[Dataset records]
=-=-=

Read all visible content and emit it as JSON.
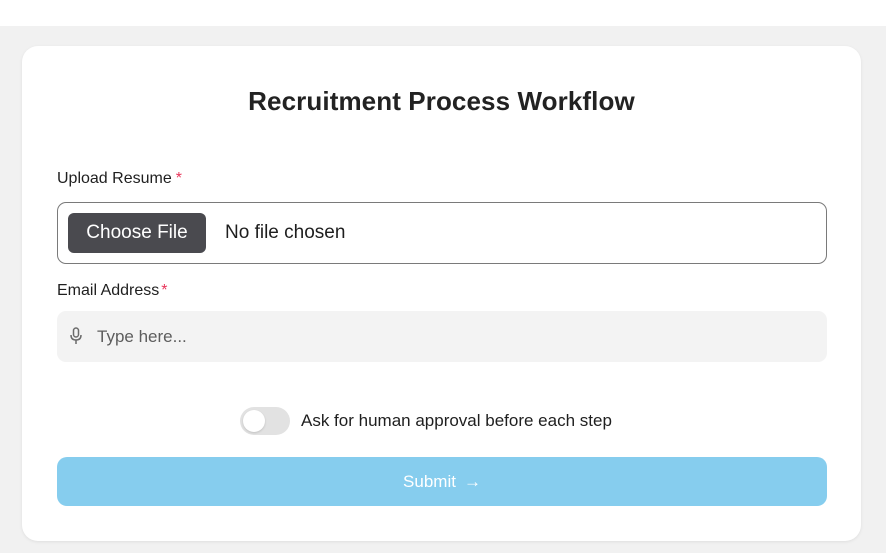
{
  "form": {
    "title": "Recruitment Process Workflow",
    "resume_label": "Upload Resume",
    "required_mark": "*",
    "choose_file_label": "Choose File",
    "file_status": "No file chosen",
    "email_label": "Email Address",
    "email_placeholder": "Type here...",
    "approval_toggle_label": "Ask for human approval before each step",
    "approval_toggle_on": false,
    "submit_label": "Submit",
    "submit_arrow": "→"
  },
  "icons": {
    "email_input_icon": "microphone-icon",
    "submit_icon": "arrow-right-icon"
  },
  "colors": {
    "required": "#e8355a",
    "submit_bg": "#86cdee",
    "choose_file_bg": "#4a4a4f"
  }
}
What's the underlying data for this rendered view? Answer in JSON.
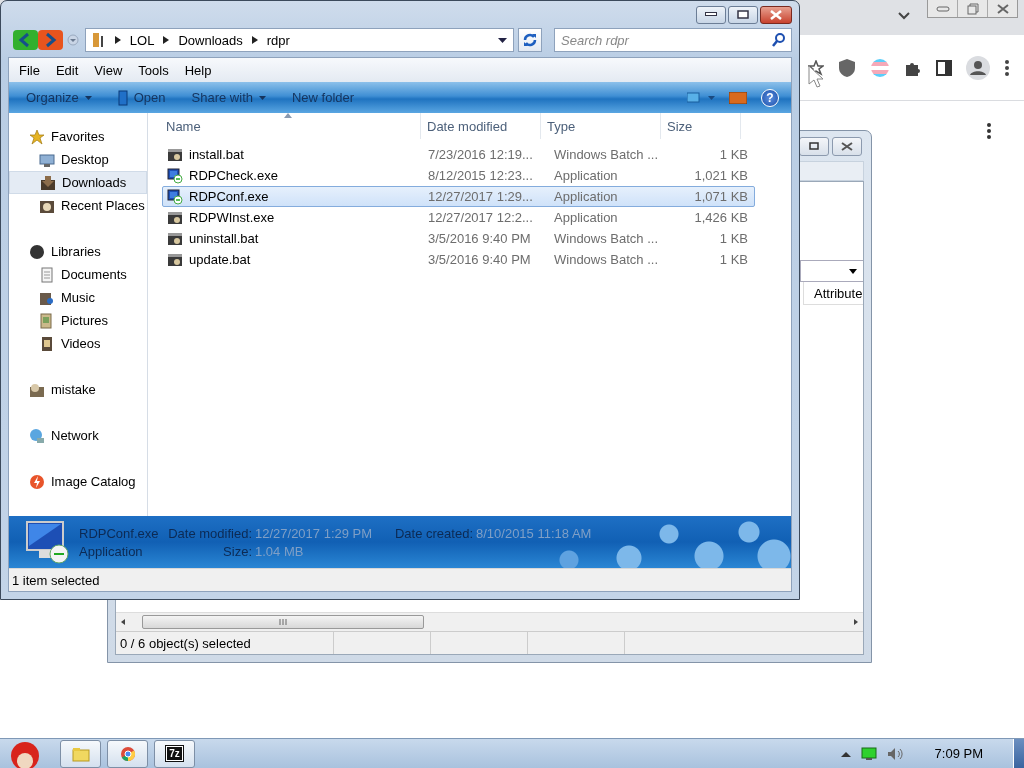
{
  "explorer": {
    "breadcrumbs": [
      "LOL",
      "Downloads",
      "rdpr"
    ],
    "search": {
      "placeholder": "Search rdpr"
    },
    "menu": [
      "File",
      "Edit",
      "View",
      "Tools",
      "Help"
    ],
    "toolbar": [
      {
        "label": "Organize",
        "kind": "dropdown"
      },
      {
        "label": "Open",
        "kind": "open"
      },
      {
        "label": "Share with",
        "kind": "dropdown"
      },
      {
        "label": "New folder",
        "kind": "plain"
      }
    ],
    "help_button": "?",
    "sidebar": [
      {
        "label": "Favorites",
        "kind": "star",
        "selected": false,
        "children": [
          {
            "label": "Desktop",
            "kind": "desktop",
            "selected": false
          },
          {
            "label": "Downloads",
            "kind": "download",
            "selected": true
          },
          {
            "label": "Recent Places",
            "kind": "recent",
            "selected": false
          }
        ]
      },
      {
        "label": "Libraries",
        "kind": "library",
        "selected": false,
        "children": [
          {
            "label": "Documents",
            "kind": "document",
            "selected": false
          },
          {
            "label": "Music",
            "kind": "music",
            "selected": false
          },
          {
            "label": "Pictures",
            "kind": "picture",
            "selected": false
          },
          {
            "label": "Videos",
            "kind": "video",
            "selected": false
          }
        ]
      },
      {
        "label": "mistake",
        "kind": "user",
        "selected": false
      },
      {
        "label": "Network",
        "kind": "network",
        "selected": false
      },
      {
        "label": "Image Catalog",
        "kind": "catalog",
        "selected": false
      }
    ],
    "columns": [
      "Name",
      "Date modified",
      "Type",
      "Size"
    ],
    "rows": [
      {
        "name": "install.bat",
        "date": "7/23/2016 12:19...",
        "type": "Windows Batch ...",
        "size": "1 KB",
        "kind": "batch",
        "selected": false
      },
      {
        "name": "RDPCheck.exe",
        "date": "8/12/2015 12:23...",
        "type": "Application",
        "size": "1,021 KB",
        "kind": "remote",
        "selected": false
      },
      {
        "name": "RDPConf.exe",
        "date": "12/27/2017 1:29...",
        "type": "Application",
        "size": "1,071 KB",
        "kind": "remote",
        "selected": true
      },
      {
        "name": "RDPWInst.exe",
        "date": "12/27/2017 12:2...",
        "type": "Application",
        "size": "1,426 KB",
        "kind": "batch",
        "selected": false
      },
      {
        "name": "uninstall.bat",
        "date": "3/5/2016 9:40 PM",
        "type": "Windows Batch ...",
        "size": "1 KB",
        "kind": "batch",
        "selected": false
      },
      {
        "name": "update.bat",
        "date": "3/5/2016 9:40 PM",
        "type": "Windows Batch ...",
        "size": "1 KB",
        "kind": "batch",
        "selected": false
      }
    ],
    "details": {
      "name": "RDPConf.exe",
      "type": "Application",
      "fields": [
        {
          "label": "Date modified:",
          "value": "12/27/2017 1:29 PM"
        },
        {
          "label": "Date created:",
          "value": "8/10/2015 11:18 AM"
        },
        {
          "label": "Size:",
          "value": "1.04 MB"
        }
      ]
    },
    "status": "1 item selected"
  },
  "back_window": {
    "column_header": "Attribute",
    "status": "0 / 6 object(s) selected"
  },
  "taskbar": {
    "apps": [
      {
        "kind": "explorer"
      },
      {
        "kind": "chrome"
      },
      {
        "kind": "archiver",
        "label": "7z"
      }
    ],
    "clock": "7:09 PM"
  }
}
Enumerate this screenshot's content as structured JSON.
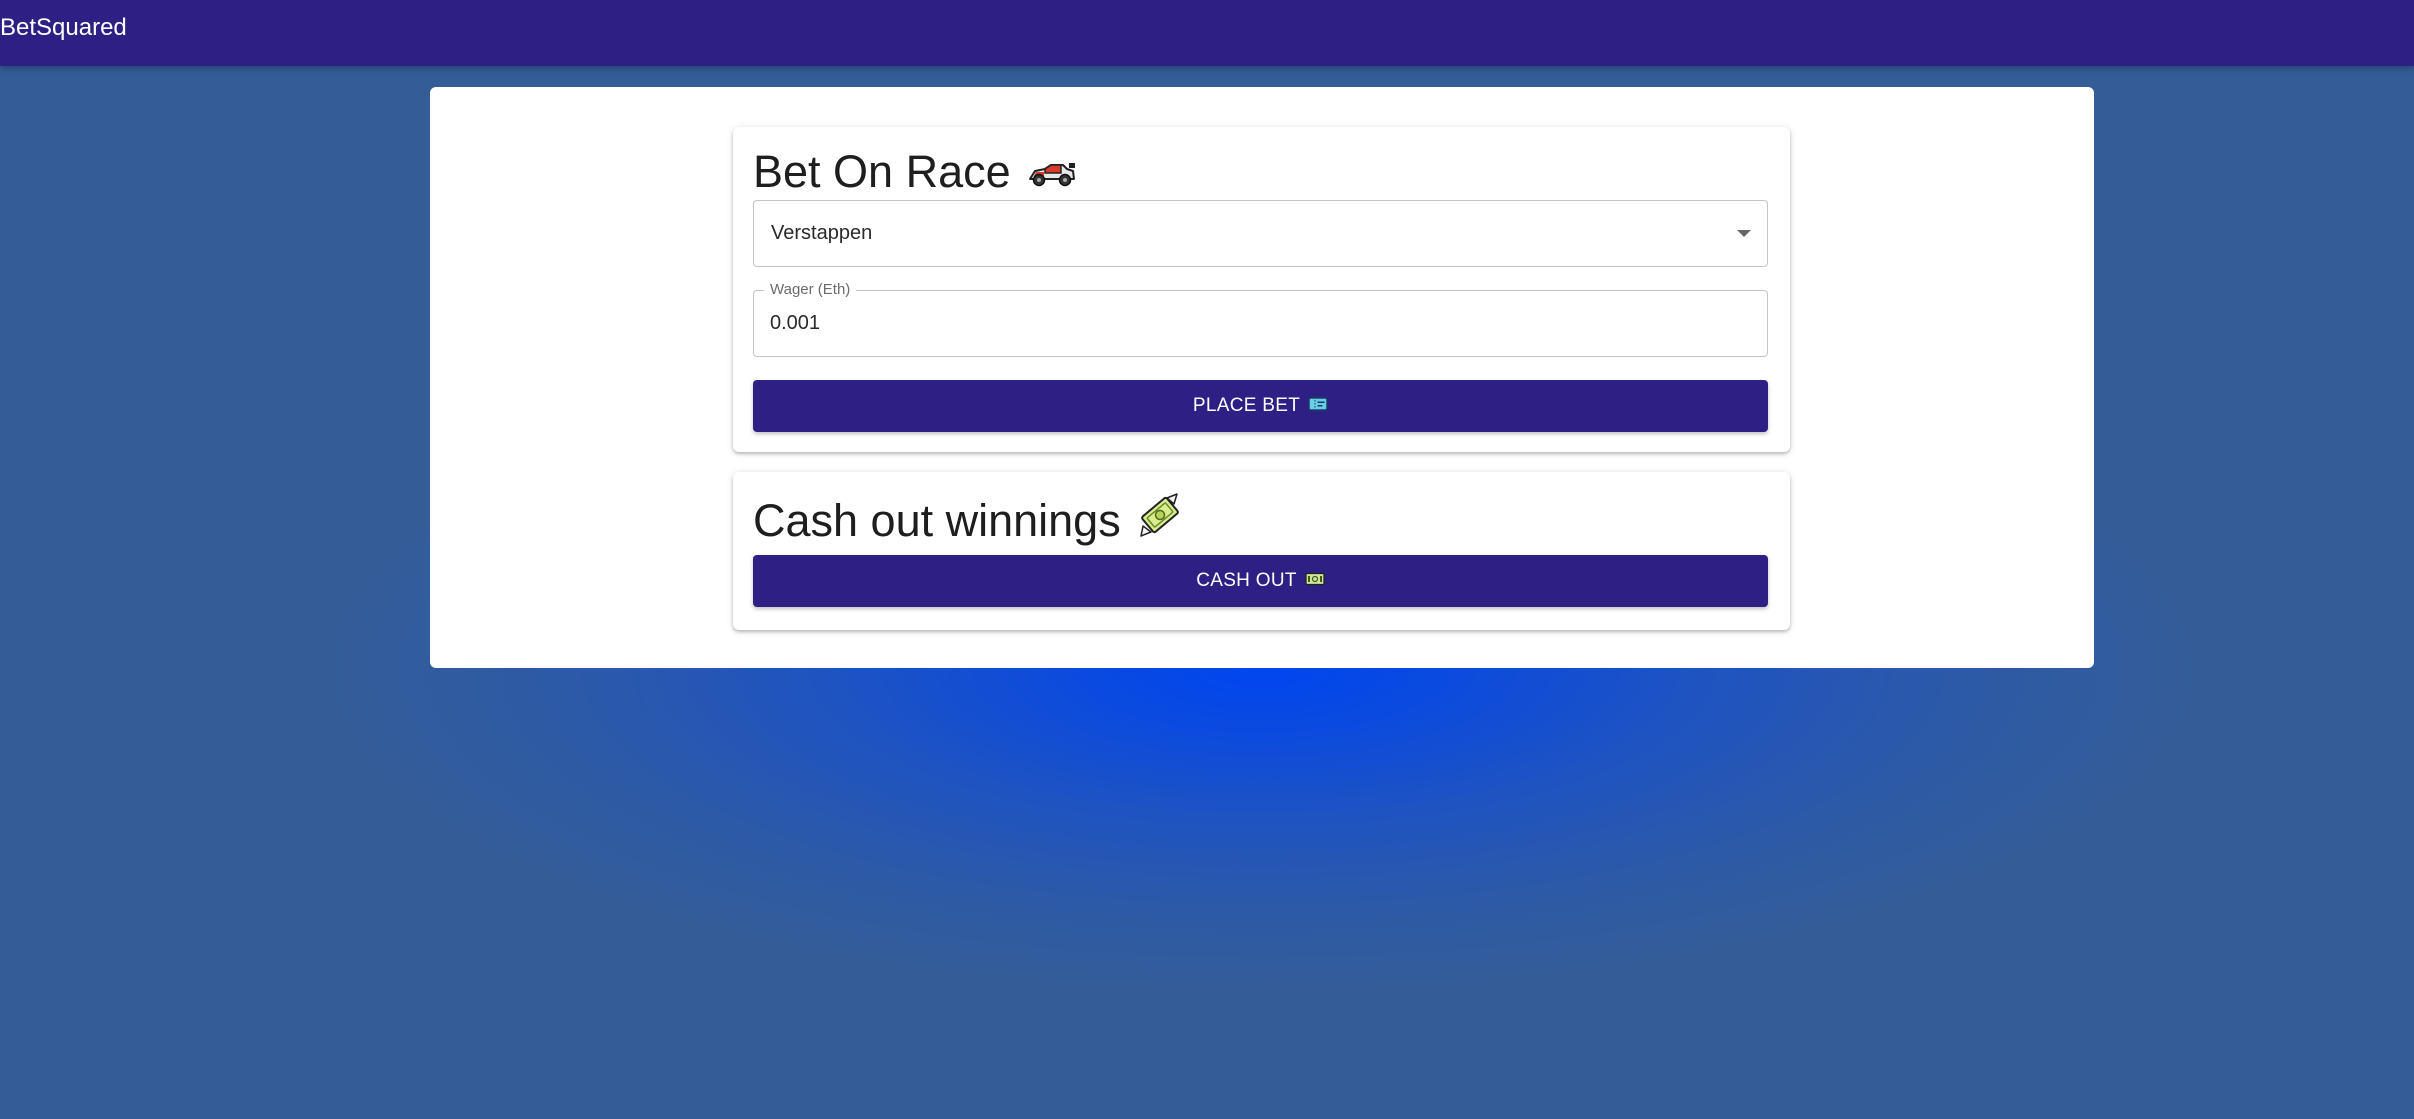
{
  "appbar": {
    "title": "BetSquared"
  },
  "bet_card": {
    "title": "Bet On Race",
    "title_icon": "race-car-icon",
    "driver_select": {
      "selected": "Verstappen"
    },
    "wager_field": {
      "label": "Wager (Eth)",
      "value": "0.001"
    },
    "place_bet_button": {
      "label": "PLACE BET",
      "icon": "ticket-icon"
    }
  },
  "cash_card": {
    "title": "Cash out winnings",
    "title_icon": "money-with-wings-icon",
    "cash_out_button": {
      "label": "CASH OUT",
      "icon": "banknote-icon"
    }
  },
  "colors": {
    "primary": "#2e1f85",
    "background": "#345d97",
    "glow": "#0045f0",
    "panel": "#ffffff"
  }
}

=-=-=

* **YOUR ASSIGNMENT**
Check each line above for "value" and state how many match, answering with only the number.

* **SOLUTION TO THIS EXERCISE**
4